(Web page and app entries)

----

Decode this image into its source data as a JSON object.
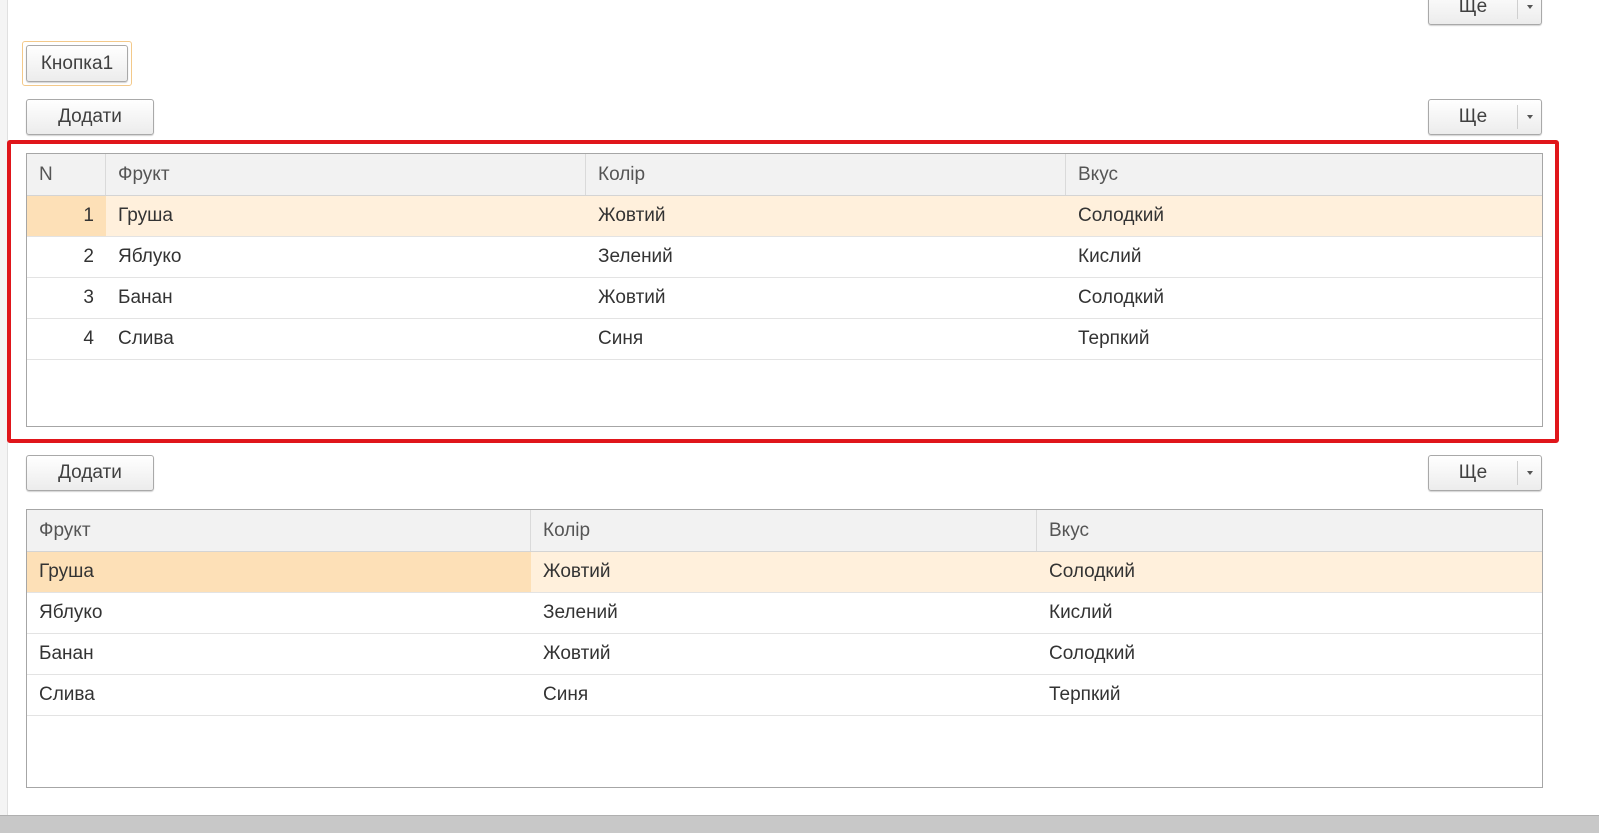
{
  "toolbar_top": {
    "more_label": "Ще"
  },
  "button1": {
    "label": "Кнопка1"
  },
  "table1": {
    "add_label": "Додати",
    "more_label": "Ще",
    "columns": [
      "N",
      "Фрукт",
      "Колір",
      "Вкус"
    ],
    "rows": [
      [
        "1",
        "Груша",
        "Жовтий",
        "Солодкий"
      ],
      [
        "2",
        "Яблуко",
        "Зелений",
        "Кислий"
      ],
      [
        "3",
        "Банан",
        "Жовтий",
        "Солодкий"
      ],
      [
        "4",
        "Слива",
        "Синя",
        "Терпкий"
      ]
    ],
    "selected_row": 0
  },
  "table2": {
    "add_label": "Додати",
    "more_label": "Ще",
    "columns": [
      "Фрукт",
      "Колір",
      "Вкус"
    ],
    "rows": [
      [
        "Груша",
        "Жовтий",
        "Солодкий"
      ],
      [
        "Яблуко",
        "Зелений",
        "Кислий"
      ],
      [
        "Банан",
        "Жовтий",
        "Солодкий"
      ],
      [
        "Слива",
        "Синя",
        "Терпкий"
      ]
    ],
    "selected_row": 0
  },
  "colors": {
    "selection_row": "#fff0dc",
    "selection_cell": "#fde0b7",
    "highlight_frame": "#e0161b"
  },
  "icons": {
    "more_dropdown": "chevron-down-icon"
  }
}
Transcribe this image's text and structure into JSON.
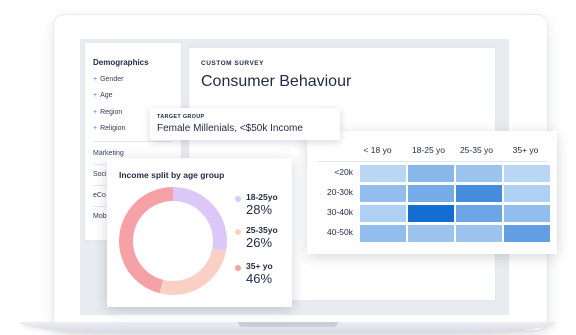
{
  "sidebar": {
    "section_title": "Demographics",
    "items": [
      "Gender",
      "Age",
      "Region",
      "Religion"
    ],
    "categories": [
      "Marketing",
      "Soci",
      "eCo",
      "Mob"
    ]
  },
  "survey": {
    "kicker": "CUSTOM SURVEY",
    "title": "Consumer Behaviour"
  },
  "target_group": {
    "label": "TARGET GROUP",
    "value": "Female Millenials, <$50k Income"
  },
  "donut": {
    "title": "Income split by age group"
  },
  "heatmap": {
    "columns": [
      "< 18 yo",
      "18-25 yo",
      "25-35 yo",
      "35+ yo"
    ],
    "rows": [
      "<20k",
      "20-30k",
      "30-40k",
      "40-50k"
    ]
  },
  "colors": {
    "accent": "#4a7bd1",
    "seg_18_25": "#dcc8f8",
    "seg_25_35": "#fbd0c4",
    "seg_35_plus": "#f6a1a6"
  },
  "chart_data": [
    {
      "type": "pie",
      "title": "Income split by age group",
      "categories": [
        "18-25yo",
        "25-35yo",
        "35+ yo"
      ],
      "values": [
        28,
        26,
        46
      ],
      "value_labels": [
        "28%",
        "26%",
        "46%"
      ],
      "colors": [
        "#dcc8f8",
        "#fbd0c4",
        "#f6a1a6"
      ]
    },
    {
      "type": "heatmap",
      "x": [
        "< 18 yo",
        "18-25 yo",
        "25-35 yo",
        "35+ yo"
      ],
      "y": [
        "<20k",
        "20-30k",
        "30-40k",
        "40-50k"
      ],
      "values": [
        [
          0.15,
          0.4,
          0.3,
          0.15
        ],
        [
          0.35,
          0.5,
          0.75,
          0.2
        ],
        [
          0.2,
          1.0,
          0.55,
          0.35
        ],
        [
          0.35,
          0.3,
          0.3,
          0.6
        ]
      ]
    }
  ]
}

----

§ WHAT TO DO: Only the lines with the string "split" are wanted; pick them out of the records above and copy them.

§ REPLY:
    "title": "Income split by age group"
      "title": "Income split by age group",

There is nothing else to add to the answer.